But RED is not alone in importing global brands to China. JD.com, VIPShop, and Alibaba’s TMall International are all facilitating imports into China, with JD.com recently launching JD Worldwide expressly for this purpose.

The Chinese government used to have lots of restrictions on imports, and favored export-led economic growth. Over the last 18 months we have seen a change in policy and attitude. The Chinese government now seems to regard increasing imports as a good way to extend its influence abroad. This is great news for American and European brands looking to sell to Chinese consumers online.

Big Potential, Big Risks

Building a successful e-commerce company is difficult, even within a single national market. Building one across borders — with all the logistical, operational and marketing challenges that entails — is exponentially more challenging.

Other factors outside of a startup’s control, such as global economic risks, recessions and changes in consumer preferences, could also stymie international e-commerce growth. But all these risks can be mitigated if an entrepreneur thinks carefully about all potential market dynamics.

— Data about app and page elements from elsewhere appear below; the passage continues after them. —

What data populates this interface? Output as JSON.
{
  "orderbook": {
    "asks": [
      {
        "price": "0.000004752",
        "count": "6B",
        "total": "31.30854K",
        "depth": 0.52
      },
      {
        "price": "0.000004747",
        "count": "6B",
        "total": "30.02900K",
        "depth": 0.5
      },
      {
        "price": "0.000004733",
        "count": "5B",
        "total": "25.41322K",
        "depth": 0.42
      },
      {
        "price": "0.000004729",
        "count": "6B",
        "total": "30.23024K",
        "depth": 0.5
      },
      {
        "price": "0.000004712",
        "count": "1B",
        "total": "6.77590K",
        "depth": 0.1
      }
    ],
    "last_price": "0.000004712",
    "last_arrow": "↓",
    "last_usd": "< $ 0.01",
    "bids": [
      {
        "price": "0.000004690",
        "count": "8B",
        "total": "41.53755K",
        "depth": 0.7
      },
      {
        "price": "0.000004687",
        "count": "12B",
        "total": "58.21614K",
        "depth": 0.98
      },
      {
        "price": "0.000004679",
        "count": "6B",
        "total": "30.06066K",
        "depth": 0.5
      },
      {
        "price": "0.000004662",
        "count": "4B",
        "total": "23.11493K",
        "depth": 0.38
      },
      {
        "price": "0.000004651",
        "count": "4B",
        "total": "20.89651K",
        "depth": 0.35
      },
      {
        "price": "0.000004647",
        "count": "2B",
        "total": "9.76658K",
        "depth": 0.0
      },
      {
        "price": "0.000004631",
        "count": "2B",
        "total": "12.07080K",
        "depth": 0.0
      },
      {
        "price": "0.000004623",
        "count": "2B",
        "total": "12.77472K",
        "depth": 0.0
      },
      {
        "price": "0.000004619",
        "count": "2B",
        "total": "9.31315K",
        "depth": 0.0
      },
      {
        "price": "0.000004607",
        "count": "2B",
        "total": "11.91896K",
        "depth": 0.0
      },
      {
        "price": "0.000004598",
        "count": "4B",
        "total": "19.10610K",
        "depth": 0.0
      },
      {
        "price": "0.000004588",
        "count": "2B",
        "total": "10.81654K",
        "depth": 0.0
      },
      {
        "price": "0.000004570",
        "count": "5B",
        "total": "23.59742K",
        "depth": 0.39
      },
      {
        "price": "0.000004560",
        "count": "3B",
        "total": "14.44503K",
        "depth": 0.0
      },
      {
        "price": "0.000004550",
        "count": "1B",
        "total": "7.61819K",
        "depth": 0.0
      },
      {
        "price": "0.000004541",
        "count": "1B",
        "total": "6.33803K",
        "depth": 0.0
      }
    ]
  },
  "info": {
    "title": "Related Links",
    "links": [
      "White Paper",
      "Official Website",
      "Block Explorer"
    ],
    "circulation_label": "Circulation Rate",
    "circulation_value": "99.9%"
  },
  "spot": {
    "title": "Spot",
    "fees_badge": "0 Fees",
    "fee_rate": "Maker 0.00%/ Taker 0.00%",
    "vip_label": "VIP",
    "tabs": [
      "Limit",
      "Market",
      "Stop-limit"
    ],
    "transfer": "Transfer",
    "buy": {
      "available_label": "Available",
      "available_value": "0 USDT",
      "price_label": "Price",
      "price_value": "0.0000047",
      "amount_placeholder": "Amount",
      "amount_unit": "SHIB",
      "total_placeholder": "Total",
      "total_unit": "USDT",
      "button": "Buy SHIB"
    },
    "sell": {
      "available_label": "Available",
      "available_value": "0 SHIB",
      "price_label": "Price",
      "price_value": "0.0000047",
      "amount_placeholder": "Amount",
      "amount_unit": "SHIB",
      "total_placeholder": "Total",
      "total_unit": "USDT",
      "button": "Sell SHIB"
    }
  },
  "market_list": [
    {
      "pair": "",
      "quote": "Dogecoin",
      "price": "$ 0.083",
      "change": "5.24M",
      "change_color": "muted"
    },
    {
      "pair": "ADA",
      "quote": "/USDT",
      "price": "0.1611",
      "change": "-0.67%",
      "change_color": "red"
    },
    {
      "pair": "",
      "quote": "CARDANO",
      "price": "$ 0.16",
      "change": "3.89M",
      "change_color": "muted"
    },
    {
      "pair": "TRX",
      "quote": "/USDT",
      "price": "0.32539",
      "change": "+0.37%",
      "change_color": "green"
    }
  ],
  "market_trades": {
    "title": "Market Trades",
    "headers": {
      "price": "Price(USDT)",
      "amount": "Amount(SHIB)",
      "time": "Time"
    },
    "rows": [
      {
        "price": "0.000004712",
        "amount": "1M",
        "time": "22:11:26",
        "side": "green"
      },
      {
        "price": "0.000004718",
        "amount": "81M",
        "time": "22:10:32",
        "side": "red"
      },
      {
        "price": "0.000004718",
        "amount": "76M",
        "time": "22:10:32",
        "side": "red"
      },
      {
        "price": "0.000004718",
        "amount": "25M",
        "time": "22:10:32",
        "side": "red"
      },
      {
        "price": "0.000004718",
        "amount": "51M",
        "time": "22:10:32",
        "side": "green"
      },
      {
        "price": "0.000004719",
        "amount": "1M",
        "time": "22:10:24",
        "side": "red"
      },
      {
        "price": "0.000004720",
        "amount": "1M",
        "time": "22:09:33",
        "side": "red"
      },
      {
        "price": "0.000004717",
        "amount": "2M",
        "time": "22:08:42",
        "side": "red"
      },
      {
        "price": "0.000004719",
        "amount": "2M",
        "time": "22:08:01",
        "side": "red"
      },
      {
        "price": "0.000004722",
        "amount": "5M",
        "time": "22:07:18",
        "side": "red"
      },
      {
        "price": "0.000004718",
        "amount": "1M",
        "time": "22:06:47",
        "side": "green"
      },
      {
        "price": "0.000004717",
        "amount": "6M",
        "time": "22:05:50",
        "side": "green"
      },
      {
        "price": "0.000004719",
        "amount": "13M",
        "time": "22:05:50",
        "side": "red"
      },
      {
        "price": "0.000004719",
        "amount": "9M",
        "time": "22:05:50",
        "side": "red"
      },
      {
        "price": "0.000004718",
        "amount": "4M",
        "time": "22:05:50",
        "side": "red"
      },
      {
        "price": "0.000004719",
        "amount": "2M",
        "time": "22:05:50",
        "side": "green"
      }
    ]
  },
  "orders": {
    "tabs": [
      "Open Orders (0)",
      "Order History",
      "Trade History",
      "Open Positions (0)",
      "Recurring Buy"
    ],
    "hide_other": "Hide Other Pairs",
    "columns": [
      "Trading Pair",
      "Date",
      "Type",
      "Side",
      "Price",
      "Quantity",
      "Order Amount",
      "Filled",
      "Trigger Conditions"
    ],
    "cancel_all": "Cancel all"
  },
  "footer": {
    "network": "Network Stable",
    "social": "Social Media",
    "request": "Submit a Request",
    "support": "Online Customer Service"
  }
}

Whether we will see the first “international Alibaba or Amazon” in the next five years remains to be seen, but several mobile commerce startups, such as Wish and Little Red Book, are well on their way to becoming multibillion-dollar companies.